So the Christchurch diocese hasn’t been able to absorb and debate the report in synod – and some synod members made it clear today that they don’t want to be on the receiving end of a “take it or leave it” resolution about same-sex matters in the wake of next year’s General Synod.

The Christchurch debate was triggered by a diocesan standing committee-generated motion which sought a four-year “breather” where Motion 30 is concerned, to give the church time for “education, discussion and discernment.”

That motion was brought forward by the Rev Nick Mountfort. He’d been on the Christchurch team at the 2014 General Synod, and he told the Christchurch synod that where Motion 30 was concerned, General Synod had “talked a lot about unity, but very little about same-gender relationships.”

He noted, too, that “we are some way off a consensus” and there was a “real danger, at least in this diocese, that the issues around Motion 30 could polarise us.”

A number of speakers were passionate in their rejection of four more years of discussion.

The Rev Jenni Carter, for instance, said “stonewalling is not the way forward.”

And the Rev Bosco Peters said the same-sex questions had been around in the church since 1978 – so for him, the prospect of another four years of talk on that topic was untenable.

Seeing is believing

But there was widespread support for the view that the diocese must have time to discuss whatever may surface in the Way Forward report – ahead of a General Synod vote on the matter.

“We must,” said the Rev Chris Spark, “be able to talk about these recommendations before we make a decision of this magnitude.

“This is such a huge issue – and we don’t know what we are going to be seeing.”

The Rev Jay Behan, vicar of St Stephen’s Shirley and another Christchurch representative to the 2014 General Synod, was all for bringing the matter to a head now – “many of us know our positions” – but was influenced by what had happened with the Ma Whea report in 2014.

That hadn’t arrived in time to be properly considered by the diocese before the last General Synod, he said.

So members of that synod had pleaded with the Way Forward group to deliver their report a year before the 2016 synod.  

That hasn’t happened either.
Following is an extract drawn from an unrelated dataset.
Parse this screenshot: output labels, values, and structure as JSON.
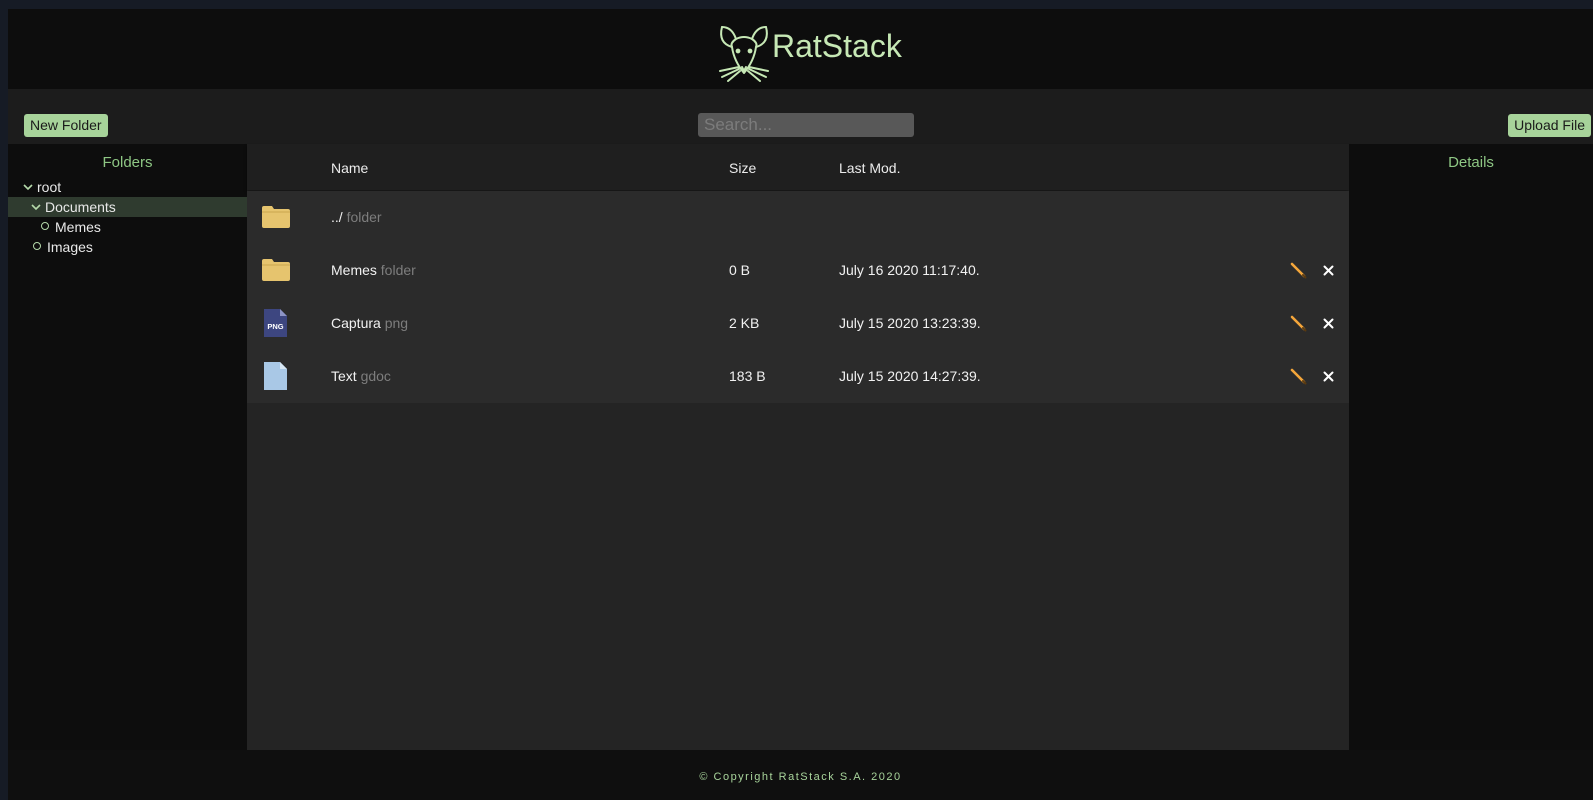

So Jay Behan wants his diocese to have the time to “prayerfully, carefully consider an important potentially divisive issue. We need to know the particulars.”
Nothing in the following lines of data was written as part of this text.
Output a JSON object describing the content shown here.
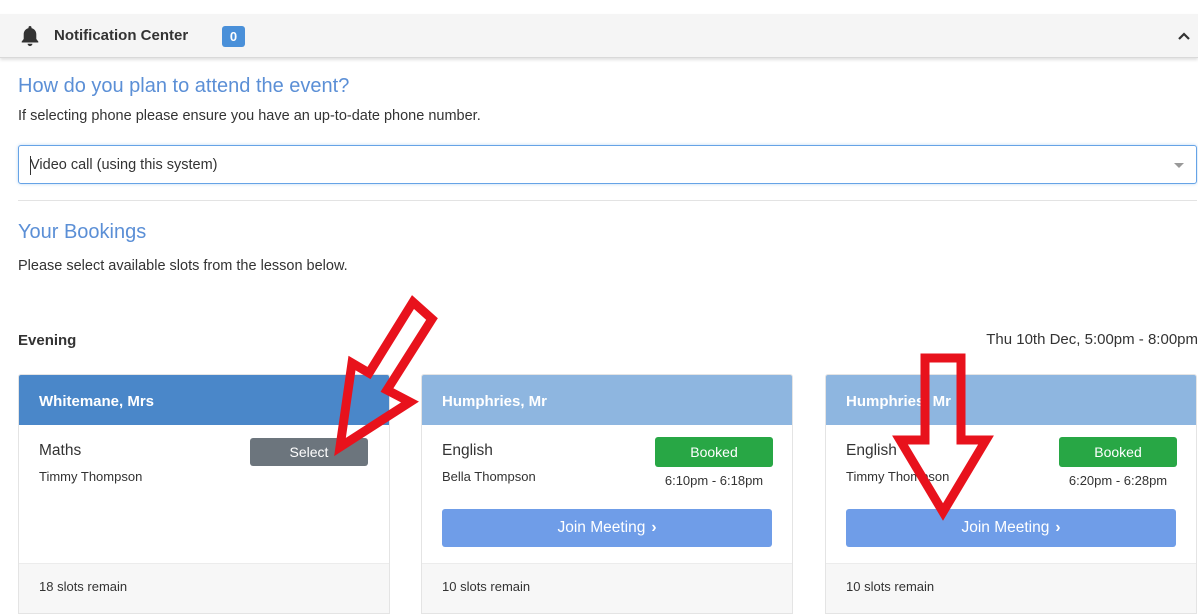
{
  "notification": {
    "title": "Notification Center",
    "count": "0"
  },
  "attend": {
    "heading": "How do you plan to attend the event?",
    "help": "If selecting phone please ensure you have an up-to-date phone number.",
    "selected_option": "Video call (using this system)"
  },
  "bookings": {
    "heading": "Your Bookings",
    "help": "Please select available slots from the lesson below.",
    "group_label": "Evening",
    "group_date": "Thu 10th Dec, 5:00pm - 8:00pm",
    "cards": [
      {
        "teacher": "Whitemane, Mrs",
        "subject": "Maths",
        "student": "Timmy Thompson",
        "action_label": "Select",
        "slots": "18 slots remain"
      },
      {
        "teacher": "Humphries, Mr",
        "subject": "English",
        "student": "Bella Thompson",
        "status": "Booked",
        "time": "6:10pm - 6:18pm",
        "join_label": "Join Meeting",
        "slots": "10 slots remain"
      },
      {
        "teacher": "Humphries, Mr",
        "subject": "English",
        "student": "Timmy Thompson",
        "status": "Booked",
        "time": "6:20pm - 6:28pm",
        "join_label": "Join Meeting",
        "slots": "10 slots remain"
      }
    ]
  },
  "colors": {
    "accent": "#5b8fd6",
    "header_active": "#4a87c9",
    "header_inactive": "#8eb6e0",
    "booked": "#28a745",
    "join": "#6f9de8",
    "select": "#6c757d",
    "annotation_arrow": "#e8121c"
  }
}
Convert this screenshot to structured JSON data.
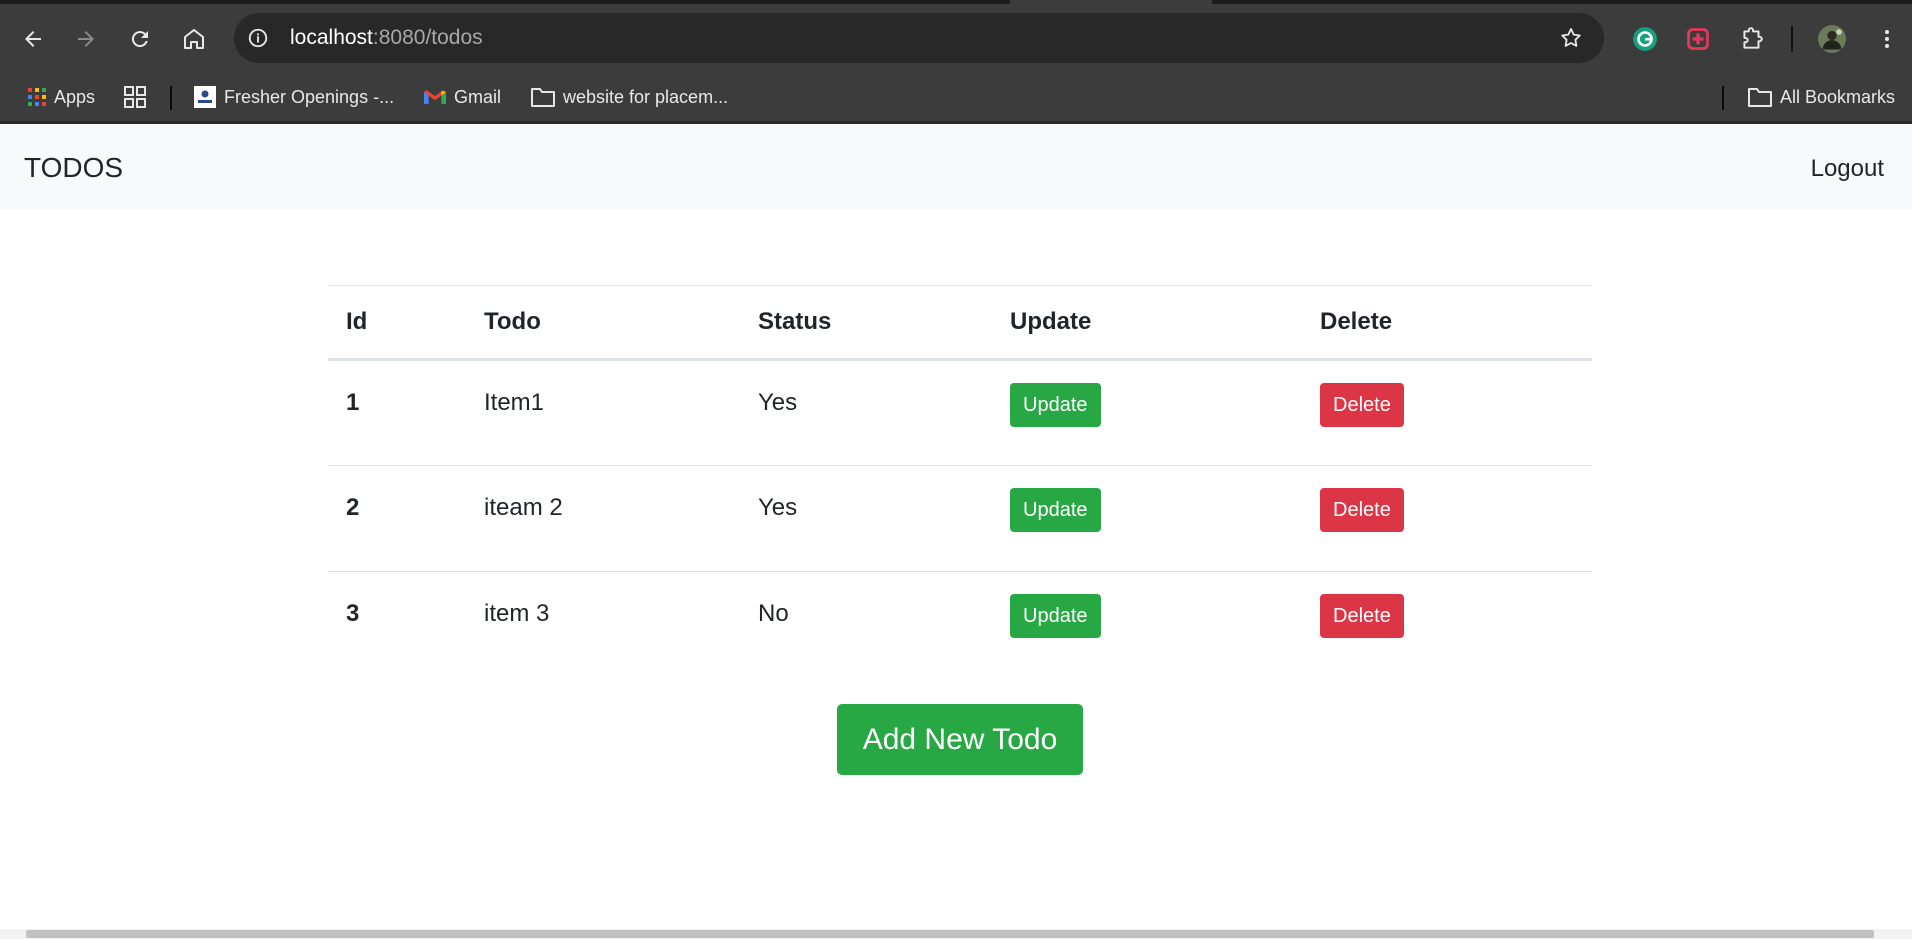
{
  "browser": {
    "url_host": "localhost",
    "url_path": ":8080/todos",
    "bookmarks": [
      {
        "label": "Apps",
        "icon": "apps-grid-icon"
      },
      {
        "label": "",
        "icon": "tab-groups-icon"
      },
      {
        "label": "Fresher Openings -...",
        "icon": "site-favicon"
      },
      {
        "label": "Gmail",
        "icon": "gmail-icon"
      },
      {
        "label": "website for placem...",
        "icon": "folder-icon"
      }
    ],
    "all_bookmarks_label": "All Bookmarks",
    "extensions": [
      "grammarly-icon",
      "extension-red-icon",
      "puzzle-icon",
      "profile-avatar",
      "kebab-menu-icon"
    ]
  },
  "navbar": {
    "brand": "TODOS",
    "logout": "Logout"
  },
  "table": {
    "headers": [
      "Id",
      "Todo",
      "Status",
      "Update",
      "Delete"
    ],
    "rows": [
      {
        "id": "1",
        "todo": "Item1",
        "status": "Yes",
        "update": "Update",
        "delete": "Delete"
      },
      {
        "id": "2",
        "todo": "iteam 2",
        "status": "Yes",
        "update": "Update",
        "delete": "Delete"
      },
      {
        "id": "3",
        "todo": "item 3",
        "status": "No",
        "update": "Update",
        "delete": "Delete"
      }
    ]
  },
  "add_button": "Add New Todo",
  "colors": {
    "success": "#28a745",
    "danger": "#dc3545",
    "navbar_bg": "#f8f9fa",
    "chrome_bg": "#3c3c3c"
  }
}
A frank acknowledgement

Moka Ritchie, who was a Christchurch representative to the 2014 General Synod and is a member of the Way Forward Group, frankly acknowledged the problems.
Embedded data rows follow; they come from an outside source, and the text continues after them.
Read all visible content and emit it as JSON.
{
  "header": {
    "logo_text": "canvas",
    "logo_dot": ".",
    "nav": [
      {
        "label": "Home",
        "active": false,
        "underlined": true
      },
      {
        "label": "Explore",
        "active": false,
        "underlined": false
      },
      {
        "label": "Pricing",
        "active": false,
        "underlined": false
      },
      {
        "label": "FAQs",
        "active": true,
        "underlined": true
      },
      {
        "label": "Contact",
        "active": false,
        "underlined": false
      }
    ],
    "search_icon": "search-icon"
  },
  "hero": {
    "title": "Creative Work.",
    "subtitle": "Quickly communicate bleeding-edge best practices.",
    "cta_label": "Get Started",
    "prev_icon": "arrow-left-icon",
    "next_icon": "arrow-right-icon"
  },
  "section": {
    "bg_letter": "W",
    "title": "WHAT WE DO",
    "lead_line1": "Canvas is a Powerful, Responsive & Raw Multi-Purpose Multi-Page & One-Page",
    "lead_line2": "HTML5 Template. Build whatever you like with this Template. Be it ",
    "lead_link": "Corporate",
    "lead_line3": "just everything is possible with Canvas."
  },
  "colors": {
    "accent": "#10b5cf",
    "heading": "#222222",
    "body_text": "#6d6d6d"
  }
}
“The reason that this motion has come forward," she said, “is that the working group has yet to be able to put together that report...

“It’s not because we haven’t been trying to get that report done. It’s not because we are not committed to doing it.

“It’s an indication of how difficult that task is.”

The standing committee motion was amended – the four-year ‘breather’ was dropped – and on the Rev Andrew Starkey’s proposing, an education component was included.

He noted the teaching work done up and down the country by the Bicultural Commission before the three-tikanga constitution was adopted, and he suggested something similar is needed on this matter.

The Christchurch resolution is as follows:

Motion 15:

Motion 30: A time of Education, Discussion and Discernment

That this Diocese requests General Synod to receive (and table) the report from the Motion 30 Way Forward Working Group and not adopt any recommendations without first referring the report to the Synods, Hui Amorangi and Talanoa of this Church for discussion, and commends to General Synod that it resources a significant period of education, discussion, and discernment throughout this Church.

1 The Rev Nick Mountfort. 2 Mr Al Drye


rosemary Neave

Sounds like more backtracking rather than finding a way forward. The bicultural education team did a great job, but the church was committed to bi-cultural development. The education followed the action. What kind of education process will facilitate a way forward when the church can not agree itself. What will they educate about? and who will do it?
Get a grip here - the church is looking more and more like a dinasaur, including that they died out when they could not adapt to the changes around them. After years of working in and for the Church, I am not regarded as a full member. I can bury my partner in a church, but not have our love blessed.